Figure 4. SDR satellite radio station.


In conclusion, we see a shift toward SDR technology in radio communication. This has been possible by integrating multiple analog and mixed-signal blocks in one device. Immediate advantages are cost-effectiveness, improved reliability, and reconfigurability.

Quoting the words of Drew Glasbrenner, KO4MA, AMSAT VP Operations, “May the 100th OSCAR satellite be the guide star to future amateur radio satellites and payloads to geostationary orbit and beyond.”


Es’hail-2/QO-100.” AMSAT-UK, 2019.

Space Communication.” American Radio Relay League, 2019.

Taylor, Wyatt and David Brown. “RF Transceivers Provide Breakthrough SWaP Solutions for Aerospace and Defense.” Analog Dialogue, September 2016.


Diego Koch

Diego Koch

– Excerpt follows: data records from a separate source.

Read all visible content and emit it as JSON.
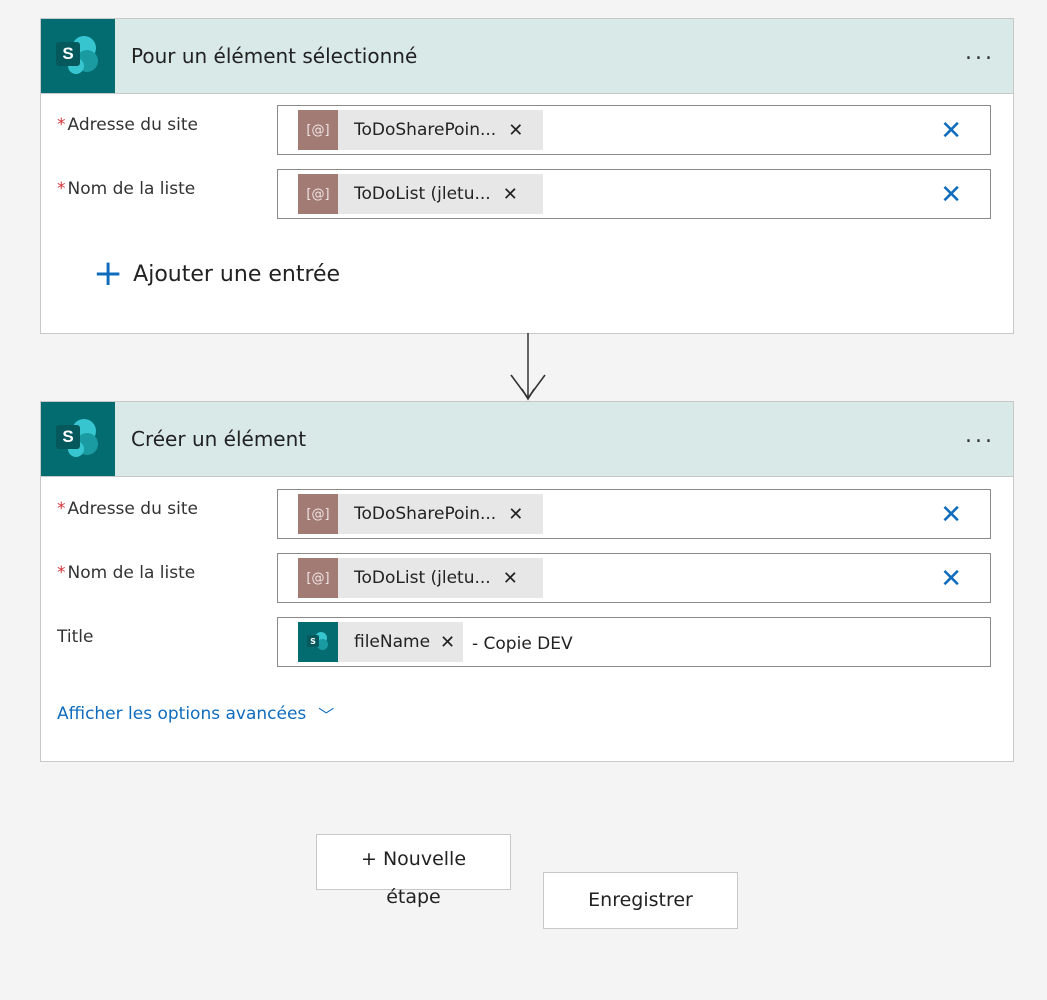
{
  "cards": [
    {
      "title": "Pour un élément sélectionné",
      "more_label": "...",
      "fields": [
        {
          "label": "Adresse du site",
          "required": "*",
          "token_icon": "[@]",
          "token_text": "ToDoSharePoin...",
          "token_remove": "✕",
          "clear": "✕"
        },
        {
          "label": "Nom de la liste",
          "required": "*",
          "token_icon": "[@]",
          "token_text": "ToDoList (jletu...",
          "token_remove": "✕",
          "clear": "✕"
        }
      ],
      "add_entry": {
        "plus": "+",
        "label": "Ajouter une entrée"
      }
    },
    {
      "title": "Créer un élément",
      "more_label": "...",
      "fields": [
        {
          "label": "Adresse du site",
          "required": "*",
          "token_icon": "[@]",
          "token_text": "ToDoSharePoin...",
          "token_remove": "✕",
          "clear": "✕"
        },
        {
          "label": "Nom de la liste",
          "required": "*",
          "token_icon": "[@]",
          "token_text": "ToDoList (jletu...",
          "token_remove": "✕",
          "clear": "✕"
        },
        {
          "label": "Title",
          "token_text": "fileName",
          "token_remove": "✕",
          "suffix": "- Copie DEV"
        }
      ],
      "advanced": {
        "label": "Afficher les options avancées",
        "chevron": "﹀"
      }
    }
  ],
  "logo_letter": "S",
  "buttons": {
    "new_step_line1": "+ Nouvelle",
    "new_step_line2": "étape",
    "save": "Enregistrer"
  },
  "colors": {
    "accent": "#0f6cbd",
    "header_bg": "#d9e9e8",
    "sharepoint": "#036c70",
    "token_icon": "#a27b74",
    "required": "#d13438"
  }
}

Diego Koch is an applications engineer with the European Centralized Applications Center based in Munich, Bavaria, Germany. He has been working in the semiconductor industry since 1998 and joined Analog Devices in 2017, providing design support for the Power by LinearTM portfolio for the European broad market. He holds a master’s degree in electronics engineering from Politecnico di Milano, Lombardy in Italy. He is a radio amateur, licensed in two countries with callsigns IZ2MZL and DK2MZL.